▶ Problem requirements: What you return should match the data below exactly, line for line.
··········
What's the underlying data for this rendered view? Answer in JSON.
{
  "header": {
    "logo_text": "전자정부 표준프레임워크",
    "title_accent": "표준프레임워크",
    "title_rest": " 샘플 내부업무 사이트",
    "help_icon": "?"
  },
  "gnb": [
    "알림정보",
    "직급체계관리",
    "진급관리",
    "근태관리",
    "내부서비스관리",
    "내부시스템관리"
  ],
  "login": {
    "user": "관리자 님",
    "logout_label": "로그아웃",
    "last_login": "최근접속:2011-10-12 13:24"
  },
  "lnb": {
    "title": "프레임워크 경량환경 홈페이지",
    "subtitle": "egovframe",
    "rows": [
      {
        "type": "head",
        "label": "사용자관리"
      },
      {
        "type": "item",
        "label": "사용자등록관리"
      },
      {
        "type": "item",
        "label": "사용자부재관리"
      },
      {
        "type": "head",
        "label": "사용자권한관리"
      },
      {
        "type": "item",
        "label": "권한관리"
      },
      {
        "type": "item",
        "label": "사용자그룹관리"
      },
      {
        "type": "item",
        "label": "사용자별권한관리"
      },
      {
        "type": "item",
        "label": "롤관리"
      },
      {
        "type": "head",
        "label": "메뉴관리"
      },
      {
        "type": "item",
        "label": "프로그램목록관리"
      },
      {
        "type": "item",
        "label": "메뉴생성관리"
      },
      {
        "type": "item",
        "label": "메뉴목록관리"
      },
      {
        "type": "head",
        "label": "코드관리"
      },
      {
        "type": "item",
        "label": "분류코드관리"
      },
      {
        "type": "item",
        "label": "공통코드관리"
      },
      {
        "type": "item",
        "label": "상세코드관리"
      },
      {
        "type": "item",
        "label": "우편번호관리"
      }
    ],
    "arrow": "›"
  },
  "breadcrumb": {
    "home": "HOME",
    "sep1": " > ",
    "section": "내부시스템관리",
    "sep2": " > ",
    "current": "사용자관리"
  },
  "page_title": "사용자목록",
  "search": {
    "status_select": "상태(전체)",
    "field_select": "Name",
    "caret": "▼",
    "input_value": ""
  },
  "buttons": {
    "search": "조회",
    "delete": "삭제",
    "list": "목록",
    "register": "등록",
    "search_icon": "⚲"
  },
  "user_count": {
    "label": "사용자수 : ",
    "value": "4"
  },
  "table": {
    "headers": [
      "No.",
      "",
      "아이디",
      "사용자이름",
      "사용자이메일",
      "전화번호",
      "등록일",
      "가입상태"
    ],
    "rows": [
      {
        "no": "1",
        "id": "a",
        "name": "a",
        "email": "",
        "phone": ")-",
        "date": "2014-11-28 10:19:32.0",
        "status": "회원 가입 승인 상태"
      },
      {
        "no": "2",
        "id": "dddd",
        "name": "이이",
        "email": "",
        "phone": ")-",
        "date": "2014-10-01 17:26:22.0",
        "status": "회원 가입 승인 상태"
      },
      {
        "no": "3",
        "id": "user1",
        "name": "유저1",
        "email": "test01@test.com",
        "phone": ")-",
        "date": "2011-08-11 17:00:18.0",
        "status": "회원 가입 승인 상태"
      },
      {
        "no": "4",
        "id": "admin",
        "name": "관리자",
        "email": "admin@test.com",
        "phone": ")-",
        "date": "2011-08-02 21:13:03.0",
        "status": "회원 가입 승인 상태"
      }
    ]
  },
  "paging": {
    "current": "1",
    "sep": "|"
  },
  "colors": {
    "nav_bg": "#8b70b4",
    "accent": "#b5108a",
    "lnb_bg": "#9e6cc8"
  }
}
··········
▶ Result:
What's the underlying data for this rendered view? Answer in JSON.
{
  "header": {
    "logo_text": "전자정부 표준프레임워크",
    "title_accent": "표준프레임워크",
    "title_rest": " 샘플 내부업무 사이트",
    "help_icon": "?"
  },
  "gnb": [
    "알림정보",
    "직급체계관리",
    "진급관리",
    "근태관리",
    "내부서비스관리",
    "내부시스템관리"
  ],
  "login": {
    "user": "관리자 님",
    "logout_label": "로그아웃",
    "last_login": "최근접속:2011-10-12 13:24"
  },
  "lnb": {
    "title": "프레임워크 경량환경 홈페이지",
    "subtitle": "egovframe",
    "rows": [
      {
        "type": "head",
        "label": "사용자관리"
      },
      {
        "type": "item",
        "label": "사용자등록관리"
      },
      {
        "type": "item",
        "label": "사용자부재관리"
      },
      {
        "type": "head",
        "label": "사용자권한관리"
      },
      {
        "type": "item",
        "label": "권한관리"
      },
      {
        "type": "item",
        "label": "사용자그룹관리"
      },
      {
        "type": "item",
        "label": "사용자별권한관리"
      },
      {
        "type": "item",
        "label": "롤관리"
      },
      {
        "type": "head",
        "label": "메뉴관리"
      },
      {
        "type": "item",
        "label": "프로그램목록관리"
      },
      {
        "type": "item",
        "label": "메뉴생성관리"
      },
      {
        "type": "item",
        "label": "메뉴목록관리"
      },
      {
        "type": "head",
        "label": "코드관리"
      },
      {
        "type": "item",
        "label": "분류코드관리"
      },
      {
        "type": "item",
        "label": "공통코드관리"
      },
      {
        "type": "item",
        "label": "상세코드관리"
      },
      {
        "type": "item",
        "label": "우편번호관리"
      }
    ],
    "arrow": "›"
  },
  "breadcrumb": {
    "home": "HOME",
    "sep1": " > ",
    "section": "내부시스템관리",
    "sep2": " > ",
    "current": "사용자관리"
  },
  "page_title": "사용자목록",
  "search": {
    "status_select": "상태(전체)",
    "field_select": "Name",
    "caret": "▼",
    "input_value": ""
  },
  "buttons": {
    "search": "조회",
    "delete": "삭제",
    "list": "목록",
    "register": "등록",
    "search_icon": "⚲"
  },
  "user_count": {
    "label": "사용자수 : ",
    "value": "4"
  },
  "table": {
    "headers": [
      "No.",
      "",
      "아이디",
      "사용자이름",
      "사용자이메일",
      "전화번호",
      "등록일",
      "가입상태"
    ],
    "rows": [
      {
        "no": "1",
        "id": "a",
        "name": "a",
        "email": "",
        "phone": ")-",
        "date": "2014-11-28 10:19:32.0",
        "status": "회원 가입 승인 상태"
      },
      {
        "no": "2",
        "id": "dddd",
        "name": "이이",
        "email": "",
        "phone": ")-",
        "date": "2014-10-01 17:26:22.0",
        "status": "회원 가입 승인 상태"
      },
      {
        "no": "3",
        "id": "user1",
        "name": "유저1",
        "email": "test01@test.com",
        "phone": ")-",
        "date": "2011-08-11 17:00:18.0",
        "status": "회원 가입 승인 상태"
      },
      {
        "no": "4",
        "id": "admin",
        "name": "관리자",
        "email": "admin@test.com",
        "phone": ")-",
        "date": "2011-08-02 21:13:03.0",
        "status": "회원 가입 승인 상태"
      }
    ]
  },
  "paging": {
    "current": "1",
    "sep": "|"
  },
  "colors": {
    "nav_bg": "#8b70b4",
    "accent": "#b5108a",
    "lnb_bg": "#9e6cc8"
  }
}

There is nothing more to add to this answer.